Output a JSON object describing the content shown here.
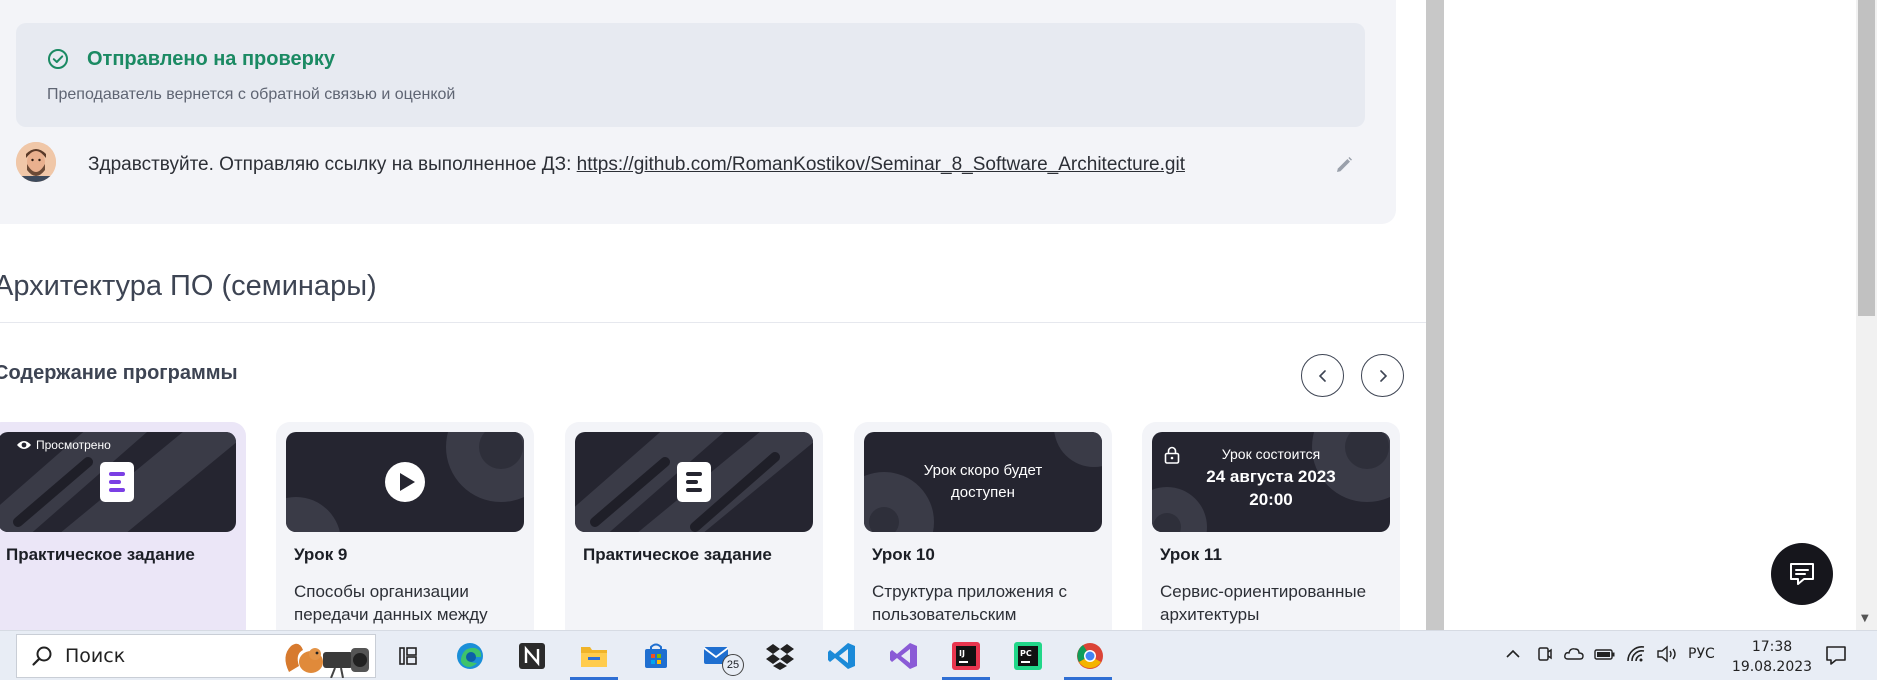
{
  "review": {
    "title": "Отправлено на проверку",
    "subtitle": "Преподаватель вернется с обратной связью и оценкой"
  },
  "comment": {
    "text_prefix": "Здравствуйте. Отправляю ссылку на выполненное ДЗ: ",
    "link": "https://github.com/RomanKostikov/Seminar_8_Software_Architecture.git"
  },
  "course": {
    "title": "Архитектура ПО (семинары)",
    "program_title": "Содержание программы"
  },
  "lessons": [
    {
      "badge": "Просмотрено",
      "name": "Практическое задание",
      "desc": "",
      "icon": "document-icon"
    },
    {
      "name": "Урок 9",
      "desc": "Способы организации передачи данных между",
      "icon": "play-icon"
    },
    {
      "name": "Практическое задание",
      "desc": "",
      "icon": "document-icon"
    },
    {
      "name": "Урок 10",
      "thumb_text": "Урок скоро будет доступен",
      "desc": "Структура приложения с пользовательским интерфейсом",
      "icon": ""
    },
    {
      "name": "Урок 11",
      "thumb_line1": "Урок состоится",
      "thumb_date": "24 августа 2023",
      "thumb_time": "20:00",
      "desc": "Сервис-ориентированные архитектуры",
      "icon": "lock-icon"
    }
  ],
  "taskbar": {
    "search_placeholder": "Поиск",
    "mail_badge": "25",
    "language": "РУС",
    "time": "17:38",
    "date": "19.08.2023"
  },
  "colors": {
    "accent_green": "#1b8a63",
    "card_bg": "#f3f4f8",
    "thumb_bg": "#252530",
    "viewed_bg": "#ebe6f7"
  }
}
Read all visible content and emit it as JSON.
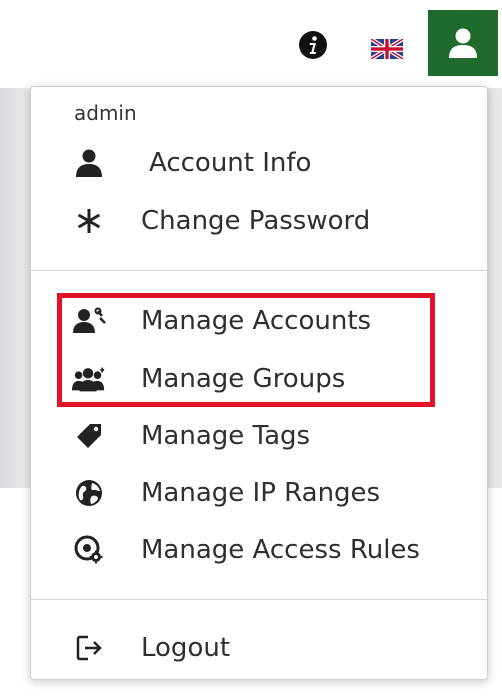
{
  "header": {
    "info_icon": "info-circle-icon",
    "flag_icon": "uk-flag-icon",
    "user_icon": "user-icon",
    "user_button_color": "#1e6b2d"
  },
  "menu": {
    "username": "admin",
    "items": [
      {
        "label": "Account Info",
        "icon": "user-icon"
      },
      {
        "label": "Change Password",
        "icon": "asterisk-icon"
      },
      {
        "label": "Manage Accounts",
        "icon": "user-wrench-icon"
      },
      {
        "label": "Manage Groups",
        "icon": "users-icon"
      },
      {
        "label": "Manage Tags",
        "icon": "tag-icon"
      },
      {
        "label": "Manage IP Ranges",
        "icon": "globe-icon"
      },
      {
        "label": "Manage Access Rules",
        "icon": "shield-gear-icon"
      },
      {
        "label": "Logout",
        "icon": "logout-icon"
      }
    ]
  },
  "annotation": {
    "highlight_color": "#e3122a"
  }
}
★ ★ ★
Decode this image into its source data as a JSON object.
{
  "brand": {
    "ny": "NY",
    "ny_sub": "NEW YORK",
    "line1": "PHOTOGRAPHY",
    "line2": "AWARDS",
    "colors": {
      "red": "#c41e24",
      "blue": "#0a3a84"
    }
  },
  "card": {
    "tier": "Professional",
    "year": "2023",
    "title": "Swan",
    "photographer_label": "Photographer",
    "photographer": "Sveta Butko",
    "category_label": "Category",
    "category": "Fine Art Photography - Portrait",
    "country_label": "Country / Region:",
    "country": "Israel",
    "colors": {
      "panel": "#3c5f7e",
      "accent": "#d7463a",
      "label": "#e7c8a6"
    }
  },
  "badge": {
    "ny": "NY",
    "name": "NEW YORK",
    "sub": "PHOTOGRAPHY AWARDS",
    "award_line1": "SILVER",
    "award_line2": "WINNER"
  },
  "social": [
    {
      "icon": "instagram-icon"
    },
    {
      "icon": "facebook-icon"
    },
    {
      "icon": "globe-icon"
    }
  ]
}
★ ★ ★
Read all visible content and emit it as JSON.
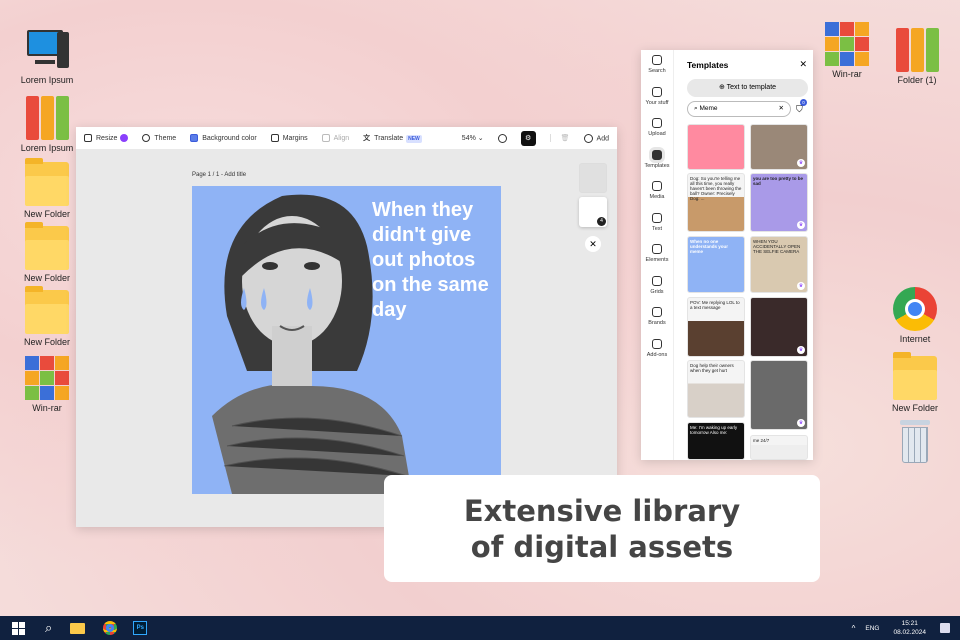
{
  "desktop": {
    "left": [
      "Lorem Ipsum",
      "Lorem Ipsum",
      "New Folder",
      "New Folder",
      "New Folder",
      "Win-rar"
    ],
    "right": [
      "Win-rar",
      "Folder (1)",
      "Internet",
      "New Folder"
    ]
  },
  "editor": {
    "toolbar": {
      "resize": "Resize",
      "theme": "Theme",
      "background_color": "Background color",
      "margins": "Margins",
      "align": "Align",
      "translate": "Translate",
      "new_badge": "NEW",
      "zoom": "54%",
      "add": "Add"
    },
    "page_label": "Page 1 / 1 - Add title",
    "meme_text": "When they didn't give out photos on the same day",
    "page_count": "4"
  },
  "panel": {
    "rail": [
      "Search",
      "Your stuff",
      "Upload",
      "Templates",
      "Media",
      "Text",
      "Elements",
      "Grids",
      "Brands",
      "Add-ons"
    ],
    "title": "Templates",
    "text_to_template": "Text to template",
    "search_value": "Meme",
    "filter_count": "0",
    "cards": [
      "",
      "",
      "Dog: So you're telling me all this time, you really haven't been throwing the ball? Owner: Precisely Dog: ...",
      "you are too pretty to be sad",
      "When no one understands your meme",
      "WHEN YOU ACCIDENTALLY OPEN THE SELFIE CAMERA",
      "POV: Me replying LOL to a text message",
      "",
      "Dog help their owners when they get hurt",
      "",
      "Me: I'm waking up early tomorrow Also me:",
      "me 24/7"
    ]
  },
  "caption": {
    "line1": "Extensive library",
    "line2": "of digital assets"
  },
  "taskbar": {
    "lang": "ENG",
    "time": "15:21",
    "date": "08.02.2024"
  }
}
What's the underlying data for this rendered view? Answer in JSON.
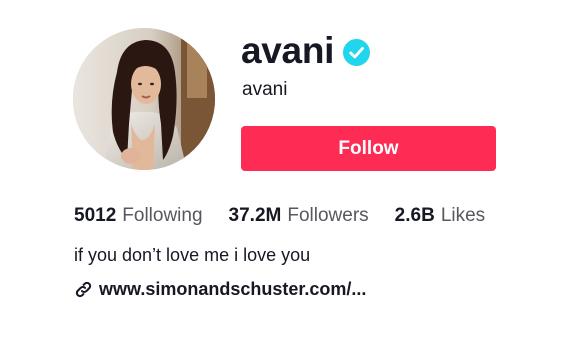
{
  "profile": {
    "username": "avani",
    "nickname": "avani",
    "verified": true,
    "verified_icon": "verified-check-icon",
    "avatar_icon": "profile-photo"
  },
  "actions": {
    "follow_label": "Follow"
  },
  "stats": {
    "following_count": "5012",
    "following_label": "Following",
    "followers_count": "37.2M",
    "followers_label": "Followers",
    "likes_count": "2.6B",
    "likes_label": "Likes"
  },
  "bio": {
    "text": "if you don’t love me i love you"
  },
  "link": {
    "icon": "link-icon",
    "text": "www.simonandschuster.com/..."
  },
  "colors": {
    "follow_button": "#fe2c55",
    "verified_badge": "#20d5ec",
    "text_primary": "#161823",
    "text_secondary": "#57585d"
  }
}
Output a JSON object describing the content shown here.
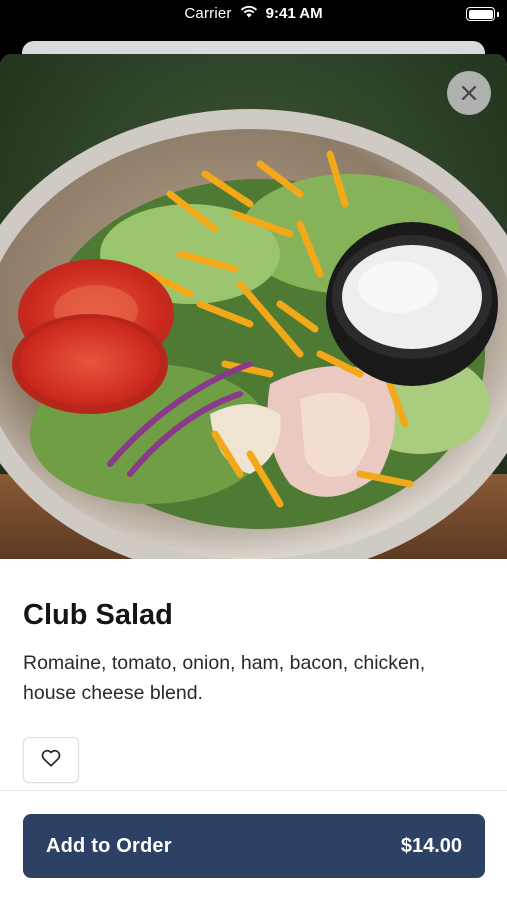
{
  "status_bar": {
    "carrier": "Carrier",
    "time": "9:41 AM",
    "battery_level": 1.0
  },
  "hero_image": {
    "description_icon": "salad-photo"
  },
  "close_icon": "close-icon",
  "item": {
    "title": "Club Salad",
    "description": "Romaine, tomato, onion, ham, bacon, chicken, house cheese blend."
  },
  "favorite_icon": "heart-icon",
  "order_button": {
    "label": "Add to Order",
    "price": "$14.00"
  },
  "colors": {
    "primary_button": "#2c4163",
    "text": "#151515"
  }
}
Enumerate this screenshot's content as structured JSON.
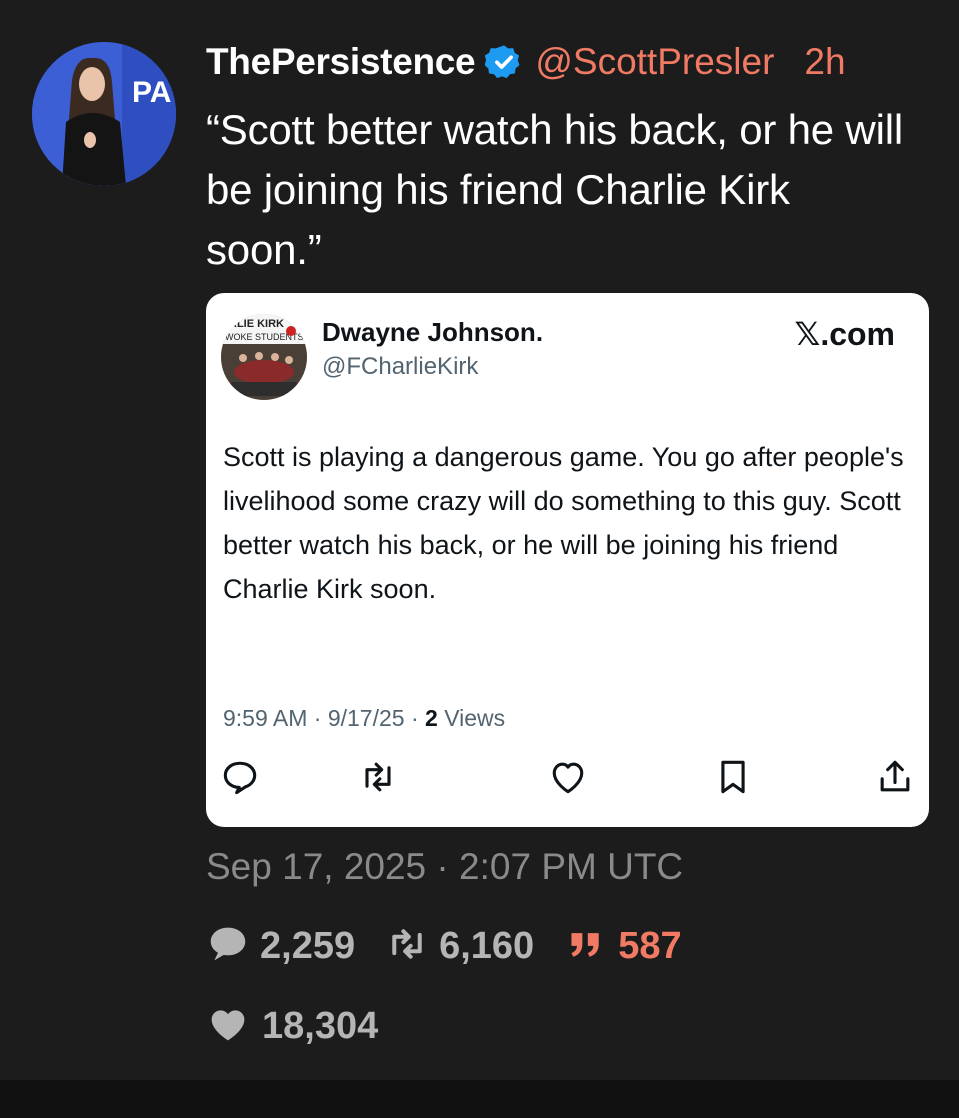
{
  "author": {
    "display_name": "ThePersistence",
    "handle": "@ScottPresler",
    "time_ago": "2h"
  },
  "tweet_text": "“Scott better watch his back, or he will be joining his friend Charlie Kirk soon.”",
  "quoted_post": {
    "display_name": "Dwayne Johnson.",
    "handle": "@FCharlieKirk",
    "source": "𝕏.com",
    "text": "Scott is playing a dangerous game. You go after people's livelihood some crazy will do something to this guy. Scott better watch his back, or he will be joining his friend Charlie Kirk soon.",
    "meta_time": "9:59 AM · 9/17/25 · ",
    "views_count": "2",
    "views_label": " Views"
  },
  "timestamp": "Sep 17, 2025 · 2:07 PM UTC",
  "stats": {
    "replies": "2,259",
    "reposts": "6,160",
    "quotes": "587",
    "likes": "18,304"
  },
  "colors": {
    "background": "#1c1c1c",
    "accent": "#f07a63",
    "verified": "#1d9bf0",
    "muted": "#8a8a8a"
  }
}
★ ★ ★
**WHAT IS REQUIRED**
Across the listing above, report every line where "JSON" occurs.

**TASK OUTPUT**
Output a JSON object describing the content shown here.
Read all visible content and emit it as JSON.
Decode this image into its source data as a JSON object.
Read all visible content and emit it as JSON.
What's the underlying data for this rendered view? Answer in JSON.
Output a JSON object describing the content shown here.
Enumerate this screenshot's content as structured JSON.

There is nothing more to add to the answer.